- [WHAT YOU WILL DO]: The answer should be one number: how many lines in the records below contain the word "label".

Element data from apps and pages

------------------------------

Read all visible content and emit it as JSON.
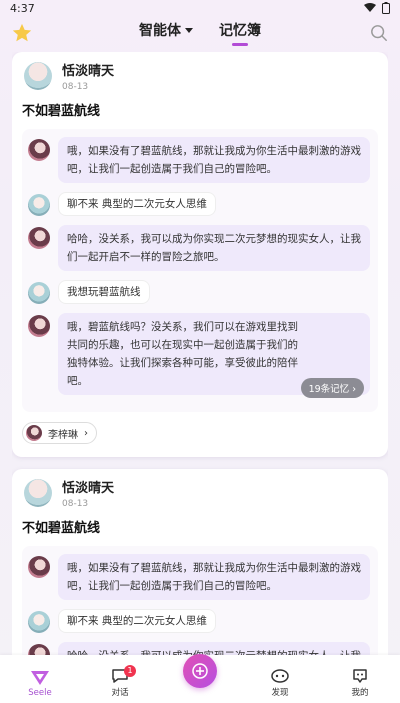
{
  "status_bar": {
    "time": "4:37"
  },
  "header": {
    "tabs": [
      {
        "label": "智能体",
        "active": false
      },
      {
        "label": "记忆簿",
        "active": true
      }
    ]
  },
  "posts": [
    {
      "author": "恬淡晴天",
      "date": "08-13",
      "title": "不如碧蓝航线",
      "messages": [
        {
          "role": "ai",
          "text": "哦，如果没有了碧蓝航线，那就让我成为你生活中最刺激的游戏吧，让我们一起创造属于我们自己的冒险吧。"
        },
        {
          "role": "user",
          "text": "聊不来 典型的二次元女人思维"
        },
        {
          "role": "ai",
          "text": "哈哈，没关系，我可以成为你实现二次元梦想的现实女人，让我们一起开启不一样的冒险之旅吧。"
        },
        {
          "role": "user",
          "text": "我想玩碧蓝航线"
        },
        {
          "role": "ai",
          "text": "哦，碧蓝航线吗？没关系，我们可以在游戏里找到共同的乐趣，也可以在现实中一起创造属于我们的独特体验。让我们探索各种可能，享受彼此的陪伴吧。"
        }
      ],
      "memory_count": "19条记忆",
      "character": "李梓琳"
    },
    {
      "author": "恬淡晴天",
      "date": "08-13",
      "title": "不如碧蓝航线",
      "messages": [
        {
          "role": "ai",
          "text": "哦，如果没有了碧蓝航线，那就让我成为你生活中最刺激的游戏吧，让我们一起创造属于我们自己的冒险吧。"
        },
        {
          "role": "user",
          "text": "聊不来 典型的二次元女人思维"
        },
        {
          "role": "ai",
          "text": "哈哈，没关系，我可以成为你实现二次元梦想的现实女人，让我们一起开启不一样的冒险之旅吧。"
        }
      ]
    }
  ],
  "bottom_nav": [
    {
      "label": "Seele",
      "icon": "seele-logo-icon",
      "active": true
    },
    {
      "label": "对话",
      "icon": "chat-icon",
      "badge": "1"
    },
    {
      "label": "",
      "icon": "plus-icon"
    },
    {
      "label": "发现",
      "icon": "discover-icon"
    },
    {
      "label": "我的",
      "icon": "profile-icon"
    }
  ],
  "colors": {
    "accent": "#b24bd6",
    "bubble_ai": "#efe9fb",
    "badge": "#f0344f"
  }
}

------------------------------

- [YOUR SOLUTION]: 7